Not all cases of epiretinal membranes will require surgery. Treatment can range from no action at all (apart from close monitoring) to eye surgery. Vitrectomy surgery will be recommended for patients who experience blurry vision or vision distortion that might affect their daily activities and quality of life.

How can you test for epiretinal membrane?

At Southern Eye Specialists we take an eye scan using an Optical Coherence Tomography machine, which generates a cross-section image of the retina and epiretinal membrane. This confirms the diagnosis and helps your eye specialist determine the severity of the epiretinal membrane and best treatment option.

Why does epiretinal membrane occur?

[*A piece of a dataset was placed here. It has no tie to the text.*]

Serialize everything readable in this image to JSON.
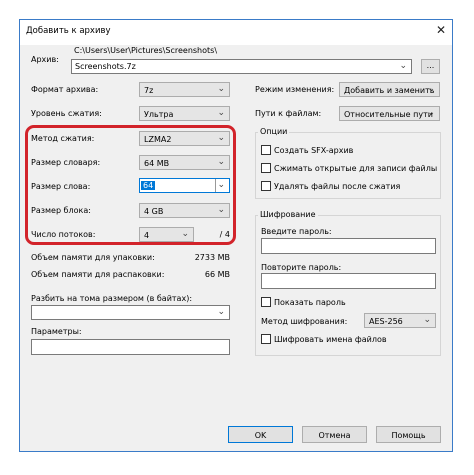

The condition can affect up to 10 per cent of the population aged 60 years and over. While epiretinal membrane is most commonly linked with natural aging changes in the vitreous gel it can also be related to inflammation, previous eye surgery, retinal tears or blockage of the blood vessels.

What is vitrectomy?

Vitrectomy surgery is the procedure used to remove the epiretinal membrane. The procedure is usually highly successful in improving vision and reducing distortion. The surgery involves making keyhole incisions in the white of the eye, removing the vitreous and then peeling the epiretinal membrane off the retina with forceps. Vitrectomy is typically performed under local anaesthetic as a day surgery. The surgery will be performed by your eye specialist in an operating theatre at a dedicated eye care facility.

How does an epiretinal membrane affect vision?

The small part of the retain called the macula is a delicate and intricate part of the eye, composed of 10 layers that are all inter-connected and precisely located. Epiretinal membranes consist of scar-forming tissue which can contract, similar to the process the occurs in a skin scar. As the epiretinal membrane contracts it causes the delicate macula to become swollen. This leads to blurred vision and, as the membrane pulls the layers of the macula out of place, vision distortion.